The 20 year-old garden at Ocean Terminal is an oasis of calm and outdoor space, but it is under threat.
Leith Harbour and Newhaven Community Council (LHNCC) discovered plans relating to Trams to Newhaven showing removal of the garden and replacement by hard surfaces and a few specimen trees. Similar trees on McDonald Road are already dead or dying. LHNCC is about to meet representatives from the tram project along with the owners of Ocean Terminal to discuss this in more detail. They say it is an opportunity to have a strategic look at protecting, maintaining and expanding green space and trees in and around Leith.
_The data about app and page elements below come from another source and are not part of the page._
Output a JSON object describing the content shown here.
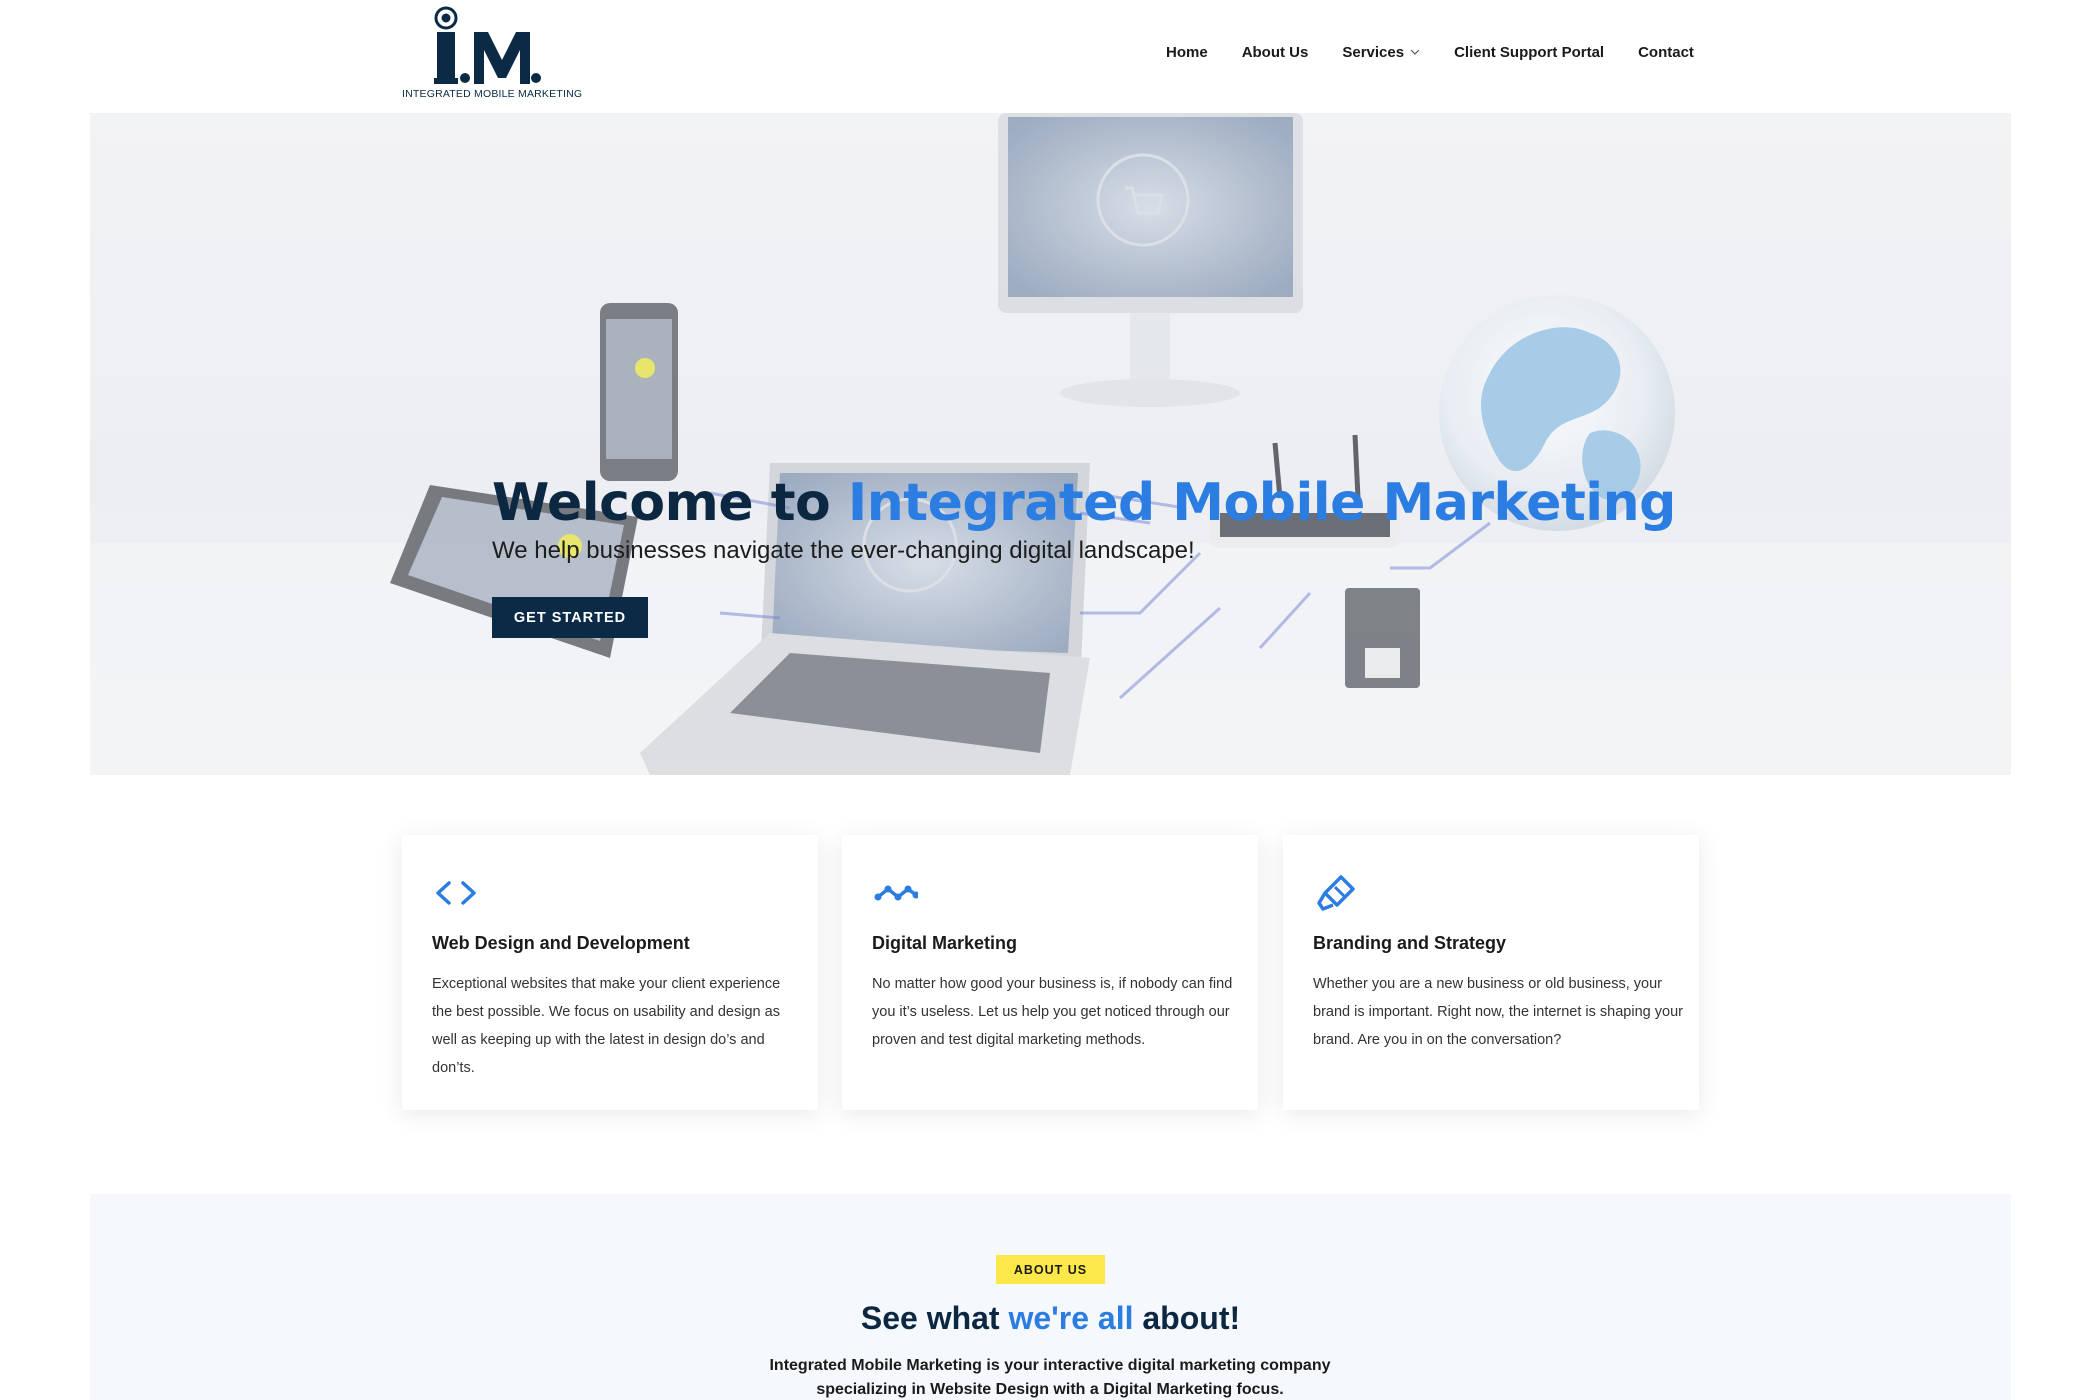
{
  "header": {
    "logo_caption": "INTEGRATED MOBILE MARKETING",
    "logo_letters": "I.M.",
    "nav": [
      {
        "label": "Home"
      },
      {
        "label": "About Us"
      },
      {
        "label": "Services"
      },
      {
        "label": "Client Support Portal"
      },
      {
        "label": "Contact"
      }
    ]
  },
  "hero": {
    "title_prefix": "Welcome to ",
    "title_accent": "Integrated Mobile Marketing",
    "subtitle": "We help businesses navigate the ever-changing digital landscape!",
    "cta_label": "GET STARTED"
  },
  "cards": [
    {
      "icon": "code-icon",
      "title": "Web Design and Development",
      "text": "Exceptional websites that make your client experience the best possible. We focus on usability and design as well as keeping up with the latest in design do’s and don’ts."
    },
    {
      "icon": "trend-wave-icon",
      "title": "Digital Marketing",
      "text": "No matter how good your business is, if nobody can find you it’s useless. Let us help you get noticed through our proven and test digital marketing methods."
    },
    {
      "icon": "paint-brush-icon",
      "title": "Branding and Strategy",
      "text": "Whether you are a new business or old business, your brand is important. Right now, the internet is shaping your brand. Are you in on the conversation?"
    }
  ],
  "about": {
    "badge": "ABOUT US",
    "heading_prefix": "See what ",
    "heading_accent": "we're all",
    "heading_suffix": " about!",
    "text": "Integrated Mobile Marketing is your interactive digital marketing company specializing in Website Design with a Digital Marketing focus."
  },
  "colors": {
    "navy": "#0b2a45",
    "accent_blue": "#2b7de1",
    "badge_yellow": "#fde84a"
  }
}
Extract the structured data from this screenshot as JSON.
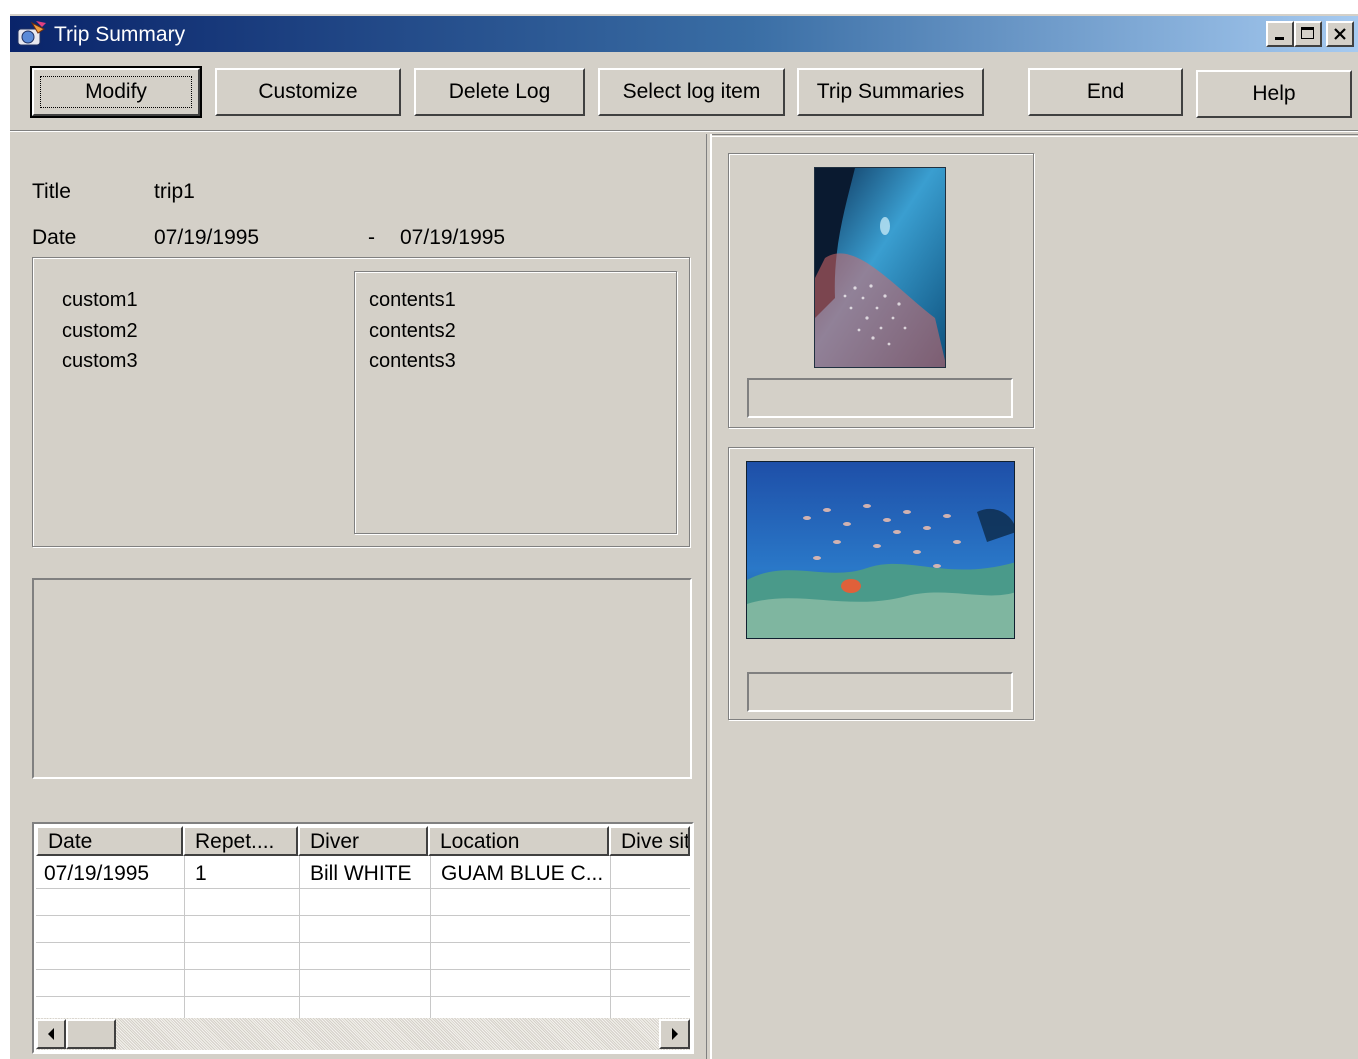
{
  "window": {
    "title": "Trip Summary"
  },
  "toolbar": {
    "modify": "Modify",
    "customize": "Customize",
    "delete_log": "Delete Log",
    "select_log_item": "Select log item",
    "trip_summaries": "Trip Summaries",
    "end": "End",
    "help": "Help"
  },
  "summary": {
    "title_label": "Title",
    "title_value": "trip1",
    "date_label": "Date",
    "date_from": "07/19/1995",
    "date_sep": "-",
    "date_to": "07/19/1995"
  },
  "custom_items": [
    "custom1",
    "custom2",
    "custom3"
  ],
  "contents_items": [
    "contents1",
    "contents2",
    "contents3"
  ],
  "log_table": {
    "columns": [
      "Date",
      "Repet....",
      "Diver",
      "Location",
      "Dive sit"
    ],
    "rows": [
      [
        "07/19/1995",
        "1",
        "Bill WHITE",
        "GUAM BLUE C...",
        ""
      ]
    ]
  },
  "photos": [
    {
      "caption": ""
    },
    {
      "caption": ""
    }
  ]
}
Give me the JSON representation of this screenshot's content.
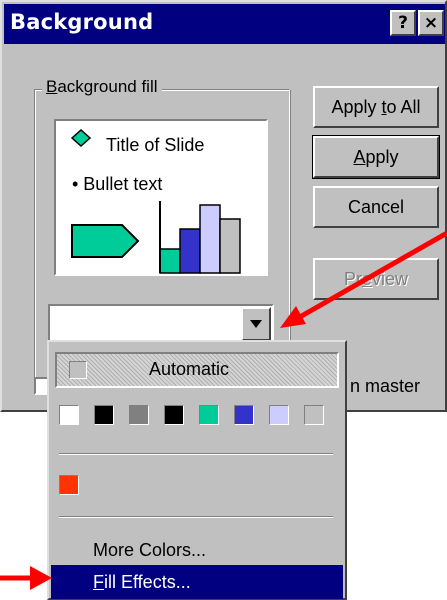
{
  "dialog": {
    "title": "Background",
    "help_label": "?",
    "close_label": "×"
  },
  "background_fill": {
    "label_mnemonic": "B",
    "label_rest": "ackground fill",
    "preview": {
      "title_text": "Title of Slide",
      "bullet_text": "• Bullet text",
      "chart_colors": [
        "#00cc99",
        "#3333cc",
        "#ccccff",
        "#c0c0c0"
      ]
    },
    "color_combo_value": ""
  },
  "buttons": {
    "apply_to_all": {
      "pre": "Apply ",
      "mnemonic": "t",
      "post": "o All"
    },
    "apply": {
      "pre": "",
      "mnemonic": "A",
      "post": "pply"
    },
    "cancel": "Cancel",
    "preview": {
      "pre": "Pr",
      "mnemonic": "e",
      "post": "view"
    }
  },
  "omit_master": {
    "checked": false,
    "label_visible_fragment": "n master"
  },
  "color_menu": {
    "automatic_label": "Automatic",
    "scheme_colors": [
      "#ffffff",
      "#000000",
      "#808080",
      "#000000",
      "#00cc99",
      "#3333cc",
      "#ccccff",
      "#c0c0c0"
    ],
    "recent_colors": [
      "#ff3300"
    ],
    "more_colors_label": "More Colors...",
    "fill_effects": {
      "mnemonic": "F",
      "rest": "ill Effects..."
    },
    "selected_item": "fill_effects"
  },
  "annotations": {
    "arrow_color": "#ff0000"
  }
}
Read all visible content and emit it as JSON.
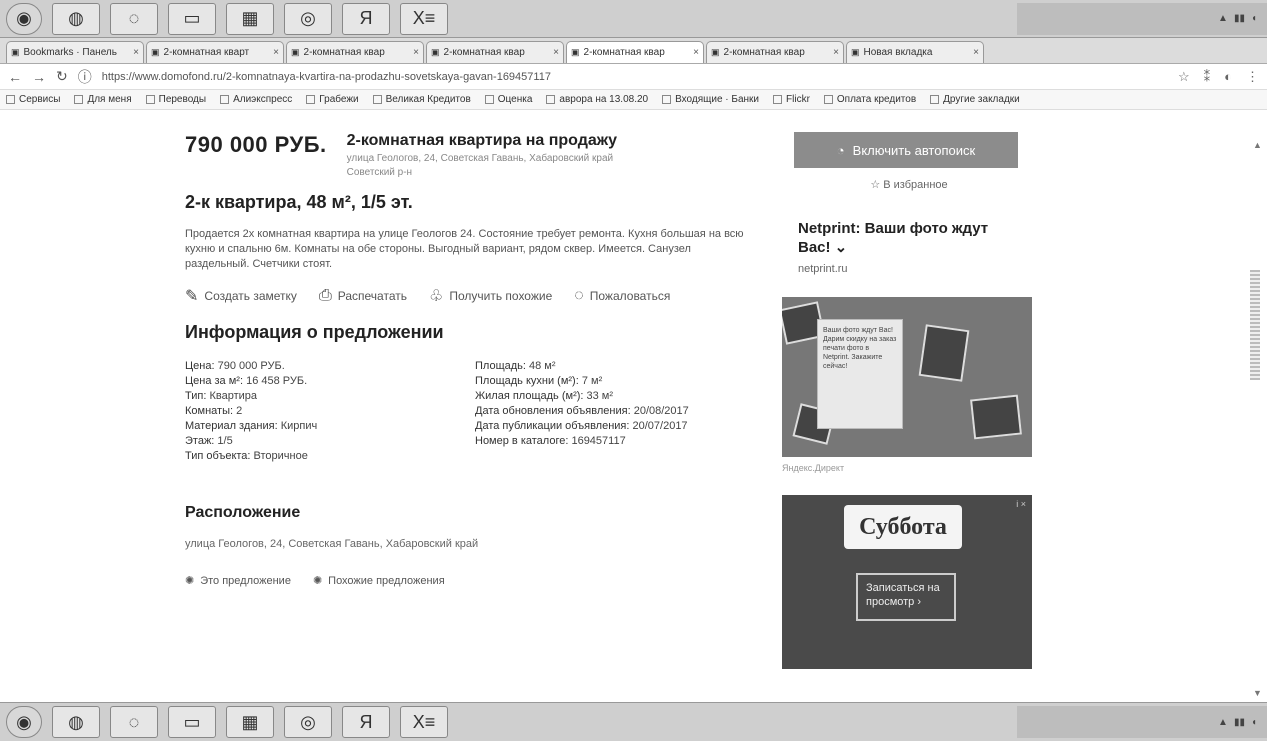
{
  "taskbar": {
    "buttons": [
      {
        "name": "start-icon",
        "glyph": "◉"
      },
      {
        "name": "browser-icon",
        "glyph": "◍"
      },
      {
        "name": "explorer-icon",
        "glyph": "◌"
      },
      {
        "name": "folder-icon",
        "glyph": "▭"
      },
      {
        "name": "media-icon",
        "glyph": "▦"
      },
      {
        "name": "chrome-icon",
        "glyph": "◎"
      },
      {
        "name": "yandex-icon",
        "glyph": "Я"
      },
      {
        "name": "excel-icon",
        "glyph": "X≡"
      }
    ]
  },
  "tabs": [
    {
      "label": "Bookmarks · Панель",
      "active": false
    },
    {
      "label": "2-комнатная кварт",
      "active": false
    },
    {
      "label": "2-комнатная квар",
      "active": false
    },
    {
      "label": "2-комнатная квар",
      "active": false
    },
    {
      "label": "2-комнатная квар",
      "active": true
    },
    {
      "label": "2-комнатная квар",
      "active": false
    },
    {
      "label": "Новая вкладка",
      "active": false
    }
  ],
  "addressbar": {
    "url": "https://www.domofond.ru/2-komnatnaya-kvartira-na-prodazhu-sovetskaya-gavan-169457117"
  },
  "bookmarks": [
    {
      "label": "Сервисы"
    },
    {
      "label": "Для меня"
    },
    {
      "label": "Переводы"
    },
    {
      "label": "Алиэкспресс"
    },
    {
      "label": "Грабежи"
    },
    {
      "label": "Великая Кредитов"
    },
    {
      "label": "Оценка"
    },
    {
      "label": "аврора на 13.08.20"
    },
    {
      "label": "Входящие · Банки"
    },
    {
      "label": "Flickr"
    },
    {
      "label": "Оплата кредитов"
    },
    {
      "label": "Другие закладки"
    }
  ],
  "listing": {
    "price": "790 000 РУБ.",
    "title": "2-комнатная квартира на продажу",
    "address_line": "улица Геологов, 24, Советская Гавань, Хабаровский край",
    "district": "Советский р-н",
    "heading": "2-к квартира, 48 м², 1/5 эт.",
    "description": "Продается 2х комнатная квартира на улице Геологов 24. Состояние требует ремонта. Кухня большая на всю кухню и спальню 6м. Комнаты на обе стороны. Выгодный вариант, рядом сквер. Имеется. Санузел раздельный. Счетчики стоят.",
    "actions": [
      {
        "icon": "✎",
        "label": "Создать заметку"
      },
      {
        "icon": "⎙",
        "label": "Распечатать"
      },
      {
        "icon": "♧",
        "label": "Получить похожие"
      },
      {
        "icon": "◌",
        "label": "Пожаловаться"
      }
    ]
  },
  "info": {
    "title": "Информация о предложении",
    "left": [
      {
        "k": "Цена:",
        "v": "790 000 РУБ."
      },
      {
        "k": "Цена за м²:",
        "v": "16 458 РУБ."
      },
      {
        "k": "Тип:",
        "v": "Квартира"
      },
      {
        "k": "Комнаты:",
        "v": "2"
      },
      {
        "k": "Материал здания:",
        "v": "Кирпич"
      },
      {
        "k": "Этаж:",
        "v": "1/5"
      },
      {
        "k": "Тип объекта:",
        "v": "Вторичное"
      }
    ],
    "right": [
      {
        "k": "Площадь:",
        "v": "48 м²"
      },
      {
        "k": "Площадь кухни (м²):",
        "v": "7 м²"
      },
      {
        "k": "Жилая площадь (м²):",
        "v": "33 м²"
      },
      {
        "k": "Дата обновления объявления:",
        "v": "20/08/2017"
      },
      {
        "k": "Дата публикации объявления:",
        "v": "20/07/2017"
      },
      {
        "k": "Номер в каталоге:",
        "v": "169457117"
      }
    ]
  },
  "location": {
    "title": "Расположение",
    "address": "улица Геологов, 24, Советская Гавань, Хабаровский край",
    "links": [
      {
        "label": "Это предложение"
      },
      {
        "label": "Похожие предложения"
      }
    ]
  },
  "sidebar": {
    "notify_label": "Включить автопоиск",
    "favorite_label": "В избранное",
    "ad_title": "Netprint: Ваши фото ждут Вас! ⌄",
    "ad_domain": "netprint.ru",
    "ad_card_text": "Ваши фото ждут Вас! Дарим скидку на заказ печати фото в Netprint. Закажите сейчас!",
    "ad_caption": "Яндекс.Директ",
    "banner_logo": "Суббота",
    "banner_cta": "Записаться на просмотр ›",
    "banner_info": "i ×"
  }
}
They believe it is a once in a lifetime opportunity to improve the area by introducing more green space, citing Bilbao as an example where the tram tracks run with grass in between them.
The original designer, Mike Harrison explained it was one of his first projects and thinks it is important to the local community. He said: “With reference to the planning considerations at the time of the garden’s implementation, while I do not recall whether it was a condition, there was plenty of discussion on the ‘greening’ or softening of the space between the road and the building. The planners were keen that there was a decent provision of public realm to the front of the building to act as a buffer to the road, and the Discovery Garden was part of this.”
Ocean Terminal may own the land but the council say they have a legal obligation to complete public realm works instructed by the owner, in line with the Tram Act. A Council spokesperson, said: “We’re aware of the community’s request to retain the garden at Ocean Terminal. Representatives from Trams to Newhaven will attend any meeting convened between the community and Ocean Terminal to assist where possible.”
The garden is 20 years old and has a mix of trees and hedges, representing the discoveries of the founding fathers of Scottish botany and planted in collaboration with the Royal Botanic Garden Edinburgh (RGBE). RGBE have said they would welcome a discussion about their role in improving the park, alongside colleagues from Edinburgh’s Living Landscapes/Shoreline project. They suggest redevelopment costs could be used for rejuvenation.
According to environmental campaigner, Eleanor Harris, who co-writes the Trees of Edinburgh blog with forester, Andrew Heald, the small garden provides climate change resilience. During a recent sudden rainstorm, it ‘demonstrated the garden’s importance in absorbing water and saving the drains from being overwhelmed’.